For as long as I can remember, books have played a vital part in my life. They have been as important as water, oxygen or exercise, from fairy tales to Beatrix Potter, JK Rowling and on towards Sherlock Holmes, and more modern sleuths and a variety of other characters from all different time periods have enriched my life as I march along beside them, partaking in their challenges.
Some books have fallen naturally into my hands, whether it be an interest in the genre, a recommendation, gift or just a spur of the moment purchase. Others have been introduced to me through studies, and warmly welcomed into my world, into my family of books. I still have some of these first copies, stained, well-read and in some cases with pages falling out – a sign that the book is truly loved. However, there have been some books that I resisted reading for whatever reason, whether it be the “But everyone is reading it” line, or the “Oh but you liked this and so and so, so therefore you will like this,” or whether it was just assumed I would based on age, gender or prior loves of popular culture. One of these books I resisted for as long as I could in spite of incessant hounding was Harry Potter. Until a friend said to me that she’d read a book I had just finished if I read that, I did not want to read it, or at least wanted to come around to it in my own time, which I did. Now, you would not dare argue anything about it with me. It has a loving home in my heart, alongside Narnia, and its own shelf. There have been other books, like Twilight, I refuse to touch, because of assumptions made based upon my age and gender that I would like it, and having spoken to some people, have heard things that turned me off of it. It is in the class of books I feel that I will never pick up.
As an avid reader, over about twenty years, I have read 727 books to date, and the list keeps on growing.

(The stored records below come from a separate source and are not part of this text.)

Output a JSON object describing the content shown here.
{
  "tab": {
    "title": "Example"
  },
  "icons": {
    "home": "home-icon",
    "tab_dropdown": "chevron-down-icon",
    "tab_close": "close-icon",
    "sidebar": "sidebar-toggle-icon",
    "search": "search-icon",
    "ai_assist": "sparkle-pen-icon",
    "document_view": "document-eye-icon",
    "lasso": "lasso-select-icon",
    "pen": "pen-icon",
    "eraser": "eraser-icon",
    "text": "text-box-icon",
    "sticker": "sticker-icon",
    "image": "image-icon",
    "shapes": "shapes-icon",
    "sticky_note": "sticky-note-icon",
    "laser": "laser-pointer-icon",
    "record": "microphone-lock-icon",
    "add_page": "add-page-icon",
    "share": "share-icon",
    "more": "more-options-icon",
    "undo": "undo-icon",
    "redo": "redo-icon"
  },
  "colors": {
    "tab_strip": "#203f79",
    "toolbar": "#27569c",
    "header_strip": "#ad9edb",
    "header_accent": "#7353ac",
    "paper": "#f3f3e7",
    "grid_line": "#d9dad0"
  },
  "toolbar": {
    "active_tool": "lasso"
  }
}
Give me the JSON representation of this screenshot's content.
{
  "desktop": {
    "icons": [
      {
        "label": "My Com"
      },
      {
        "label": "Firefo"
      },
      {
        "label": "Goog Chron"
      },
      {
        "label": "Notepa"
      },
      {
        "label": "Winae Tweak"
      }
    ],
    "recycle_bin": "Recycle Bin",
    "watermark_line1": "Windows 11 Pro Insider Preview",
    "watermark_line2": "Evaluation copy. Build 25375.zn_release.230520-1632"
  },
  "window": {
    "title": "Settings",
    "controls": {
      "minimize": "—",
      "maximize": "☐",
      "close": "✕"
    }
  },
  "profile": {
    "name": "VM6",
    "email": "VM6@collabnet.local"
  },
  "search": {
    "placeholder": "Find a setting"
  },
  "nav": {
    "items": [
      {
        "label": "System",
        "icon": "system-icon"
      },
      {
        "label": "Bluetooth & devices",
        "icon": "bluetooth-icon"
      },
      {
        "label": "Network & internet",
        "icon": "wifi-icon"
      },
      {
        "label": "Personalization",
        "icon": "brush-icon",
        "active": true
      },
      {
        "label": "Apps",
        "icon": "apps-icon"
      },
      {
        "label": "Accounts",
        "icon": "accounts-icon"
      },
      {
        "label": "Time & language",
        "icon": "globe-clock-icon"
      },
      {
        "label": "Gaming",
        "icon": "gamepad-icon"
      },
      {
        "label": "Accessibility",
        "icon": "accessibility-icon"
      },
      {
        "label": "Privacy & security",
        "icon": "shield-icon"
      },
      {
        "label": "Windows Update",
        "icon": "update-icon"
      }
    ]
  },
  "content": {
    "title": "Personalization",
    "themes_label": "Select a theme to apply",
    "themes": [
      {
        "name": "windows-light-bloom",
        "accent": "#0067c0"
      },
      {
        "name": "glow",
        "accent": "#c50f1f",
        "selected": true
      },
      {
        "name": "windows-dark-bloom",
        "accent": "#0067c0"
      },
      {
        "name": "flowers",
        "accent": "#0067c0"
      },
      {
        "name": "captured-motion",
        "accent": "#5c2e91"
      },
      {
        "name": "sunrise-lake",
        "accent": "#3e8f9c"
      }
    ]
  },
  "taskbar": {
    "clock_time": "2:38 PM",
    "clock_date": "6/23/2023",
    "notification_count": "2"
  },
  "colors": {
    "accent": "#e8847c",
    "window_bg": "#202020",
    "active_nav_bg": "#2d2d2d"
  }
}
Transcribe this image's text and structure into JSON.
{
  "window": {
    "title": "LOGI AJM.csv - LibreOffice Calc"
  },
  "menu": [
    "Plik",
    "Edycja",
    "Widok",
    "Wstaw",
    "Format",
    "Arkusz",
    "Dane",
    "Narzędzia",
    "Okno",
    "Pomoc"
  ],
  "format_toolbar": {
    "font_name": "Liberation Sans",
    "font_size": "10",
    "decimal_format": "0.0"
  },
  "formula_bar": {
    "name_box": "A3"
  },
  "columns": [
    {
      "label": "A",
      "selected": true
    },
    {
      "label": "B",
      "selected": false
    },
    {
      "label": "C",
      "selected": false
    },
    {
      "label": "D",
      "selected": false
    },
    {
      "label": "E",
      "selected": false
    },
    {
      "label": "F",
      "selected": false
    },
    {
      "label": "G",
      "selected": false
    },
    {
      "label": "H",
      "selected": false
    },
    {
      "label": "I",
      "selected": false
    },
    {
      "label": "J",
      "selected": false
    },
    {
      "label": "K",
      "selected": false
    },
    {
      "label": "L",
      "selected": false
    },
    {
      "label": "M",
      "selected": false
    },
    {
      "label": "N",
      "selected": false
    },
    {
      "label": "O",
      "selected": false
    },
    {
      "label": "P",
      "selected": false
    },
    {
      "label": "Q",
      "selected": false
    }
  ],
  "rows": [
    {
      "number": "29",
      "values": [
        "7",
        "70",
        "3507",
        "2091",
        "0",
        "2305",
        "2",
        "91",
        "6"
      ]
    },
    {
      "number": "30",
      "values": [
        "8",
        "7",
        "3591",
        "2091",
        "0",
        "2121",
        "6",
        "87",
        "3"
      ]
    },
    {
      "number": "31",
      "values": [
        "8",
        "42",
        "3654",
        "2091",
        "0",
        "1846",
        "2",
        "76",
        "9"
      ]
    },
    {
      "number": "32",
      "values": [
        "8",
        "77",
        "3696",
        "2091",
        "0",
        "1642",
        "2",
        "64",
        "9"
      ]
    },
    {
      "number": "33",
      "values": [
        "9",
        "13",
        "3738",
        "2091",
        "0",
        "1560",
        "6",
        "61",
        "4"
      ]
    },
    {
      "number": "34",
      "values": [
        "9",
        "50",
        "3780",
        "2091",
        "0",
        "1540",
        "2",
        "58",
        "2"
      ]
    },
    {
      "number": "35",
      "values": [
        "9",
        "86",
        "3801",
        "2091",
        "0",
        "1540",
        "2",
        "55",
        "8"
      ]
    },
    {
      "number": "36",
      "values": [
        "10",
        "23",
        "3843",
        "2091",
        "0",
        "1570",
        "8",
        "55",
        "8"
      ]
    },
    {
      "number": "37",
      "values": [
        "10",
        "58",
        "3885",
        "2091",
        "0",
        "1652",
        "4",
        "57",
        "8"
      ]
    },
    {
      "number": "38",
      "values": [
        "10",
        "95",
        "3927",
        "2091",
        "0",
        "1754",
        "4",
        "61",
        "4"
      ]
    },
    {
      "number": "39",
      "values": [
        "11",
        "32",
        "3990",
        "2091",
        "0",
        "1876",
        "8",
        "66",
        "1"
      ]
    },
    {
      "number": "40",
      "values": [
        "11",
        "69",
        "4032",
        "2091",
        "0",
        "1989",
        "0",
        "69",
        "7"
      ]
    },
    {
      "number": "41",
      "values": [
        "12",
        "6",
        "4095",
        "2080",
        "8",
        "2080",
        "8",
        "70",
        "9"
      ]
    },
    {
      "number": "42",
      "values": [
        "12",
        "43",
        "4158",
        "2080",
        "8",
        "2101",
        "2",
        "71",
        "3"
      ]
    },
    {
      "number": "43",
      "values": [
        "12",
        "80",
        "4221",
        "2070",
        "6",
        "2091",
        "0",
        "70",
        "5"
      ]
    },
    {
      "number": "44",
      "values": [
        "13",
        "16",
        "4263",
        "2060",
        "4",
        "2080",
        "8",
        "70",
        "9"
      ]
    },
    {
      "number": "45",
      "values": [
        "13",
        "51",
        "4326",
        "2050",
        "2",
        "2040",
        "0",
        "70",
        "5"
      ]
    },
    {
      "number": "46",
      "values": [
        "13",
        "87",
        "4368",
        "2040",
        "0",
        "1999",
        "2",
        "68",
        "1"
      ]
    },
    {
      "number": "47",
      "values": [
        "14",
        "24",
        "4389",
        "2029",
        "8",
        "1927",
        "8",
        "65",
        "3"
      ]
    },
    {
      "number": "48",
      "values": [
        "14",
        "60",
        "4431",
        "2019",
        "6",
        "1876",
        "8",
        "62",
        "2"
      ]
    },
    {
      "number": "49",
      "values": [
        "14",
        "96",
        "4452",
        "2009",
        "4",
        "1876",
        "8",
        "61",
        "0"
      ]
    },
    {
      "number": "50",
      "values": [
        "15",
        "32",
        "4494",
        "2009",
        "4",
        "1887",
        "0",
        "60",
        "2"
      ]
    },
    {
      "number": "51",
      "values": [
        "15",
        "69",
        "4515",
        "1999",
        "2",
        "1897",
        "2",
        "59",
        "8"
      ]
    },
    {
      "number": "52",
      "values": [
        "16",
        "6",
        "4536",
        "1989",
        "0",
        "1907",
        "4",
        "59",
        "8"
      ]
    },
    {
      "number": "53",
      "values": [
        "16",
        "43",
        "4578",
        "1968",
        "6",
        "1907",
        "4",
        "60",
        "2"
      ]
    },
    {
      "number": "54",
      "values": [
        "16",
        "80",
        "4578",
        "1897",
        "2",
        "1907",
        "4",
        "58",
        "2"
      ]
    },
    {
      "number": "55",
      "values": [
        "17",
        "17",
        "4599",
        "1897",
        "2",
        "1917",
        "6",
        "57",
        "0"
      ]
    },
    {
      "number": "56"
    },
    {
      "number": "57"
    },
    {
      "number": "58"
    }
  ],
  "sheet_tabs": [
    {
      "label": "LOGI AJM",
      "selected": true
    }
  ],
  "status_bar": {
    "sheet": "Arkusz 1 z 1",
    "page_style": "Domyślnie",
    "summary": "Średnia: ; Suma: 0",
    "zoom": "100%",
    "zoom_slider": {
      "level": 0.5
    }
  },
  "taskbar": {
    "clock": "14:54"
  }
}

It is possible that over the years I have lost some titles that may never be recovered, and that I have read more than the 727. Of course, out of these 727, I have read and re-read favourites like Narnia, Harry Potter and The Secret Garden many, many times alongside new books discovered each day, week, and month.
Through reading, I can travel without my passport and visa, via book or eBook. I can visit a new world by falling head first into a wardrobe full of fluffy fur coats, by running head on at the invisible barrier or even just travel back in time to a war, or another century where things seemed simpler, less complicated by the technology that exists in our lives (and also has a place in modern books) today. I fight alongside heroes against tyrants, feel the pain when a loved one dies. I can hurl myself into history, back to the Roman Empire, or traverse through the Parthenon, examine Greek Pottery and listen to the haunting whispers of the concentration camps of Europe.
Books are a great comfort to me. They are always there to welcome back into their world with gracious arms, and without judgement of when I last read them or whether picking them up for the first time. They are always there to take me on a journey into a world that, if books did not exist, would be lost to me, and to all of us.